Turning this question around, you can instead ask how many colours you need to ensure that no two points at distance at most $d$ receive the same colour. That is, add edges to your graph between all pairs of vertices at distance at most $d$: what is the chromatic number of this new graph?
If we join points at distance exactly $d$ instead of at most $d$, then this question has received quite a lot of attention. It is a famous open problem to determine the chromatic number of the plane, the chromatic number of $\mathbb R^2$ with edges between points at Euclidean distance 1. There are easy constructions to show that $4 \leq \chi(\mathbb R^2) \leq 7$, but nothing better is known.

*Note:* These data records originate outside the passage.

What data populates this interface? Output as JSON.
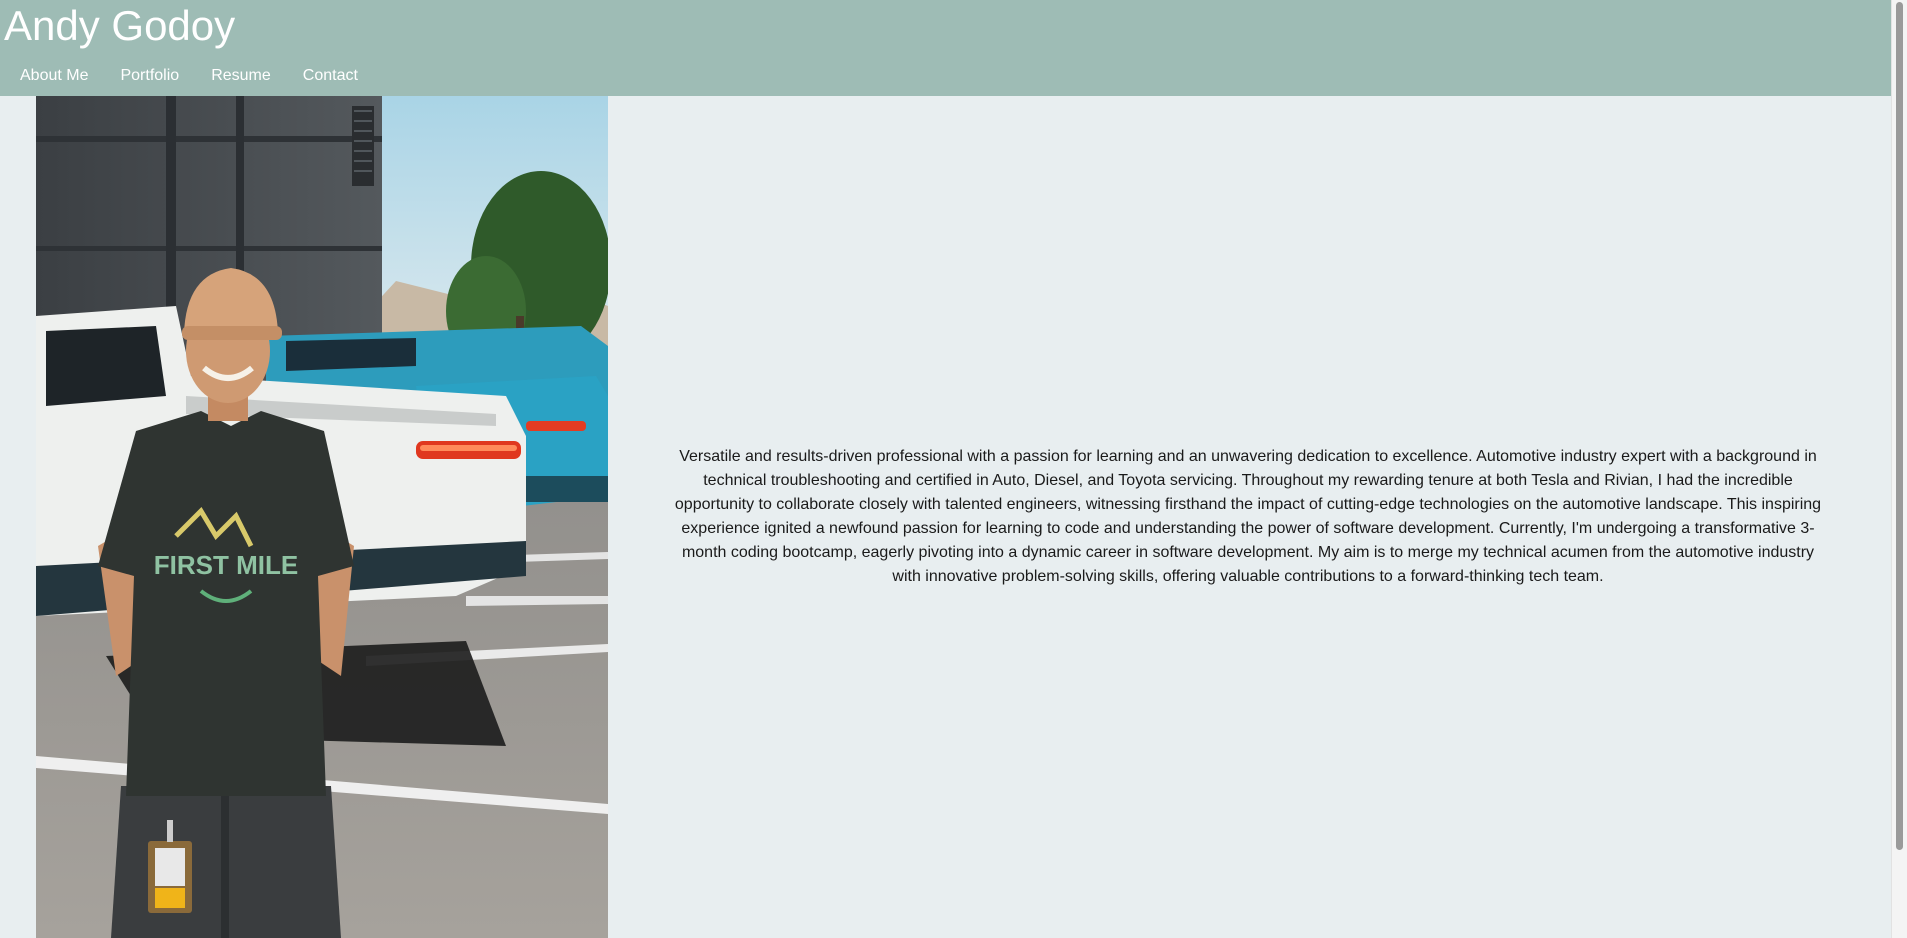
{
  "site": {
    "title": "Andy Godoy"
  },
  "nav": {
    "items": [
      {
        "label": "About Me"
      },
      {
        "label": "Portfolio"
      },
      {
        "label": "Resume"
      },
      {
        "label": "Contact"
      }
    ]
  },
  "about": {
    "photo_icon": "profile-photo",
    "bio": "Versatile and results-driven professional with a passion for learning and an unwavering dedication to excellence. Automotive industry expert with a background in technical troubleshooting and certified in Auto, Diesel, and Toyota servicing. Throughout my rewarding tenure at both Tesla and Rivian, I had the incredible opportunity to collaborate closely with talented engineers, witnessing firsthand the impact of cutting-edge technologies on the automotive landscape. This inspiring experience ignited a newfound passion for learning to code and understanding the power of software development. Currently, I'm undergoing a transformative 3-month coding bootcamp, eagerly pivoting into a dynamic career in software development. My aim is to merge my technical acumen from the automotive industry with innovative problem-solving skills, offering valuable contributions to a forward-thinking tech team."
  },
  "colors": {
    "header_bg": "#9ebcb5",
    "page_bg": "#e8eef0",
    "text": "#1a1a1a"
  }
}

The construction for the lower bound generalises to give $\chi(\mathbb R^n) \geq n+2$ for every $n$. The first exponential lower bound was proved by Frankl and Wilson. A set system can be embedded as a collection of 0-1 vectors, so that distances correspond to intersection sizes. Frankl and Wilson spotted that they could apply a result of theirs on forbidden intersection sizes to show that independent sets in their collection of vectors could not be too large, which was enough to prove that $\chi(\mathbb R^n) \geq (1.05+o(1))^n$.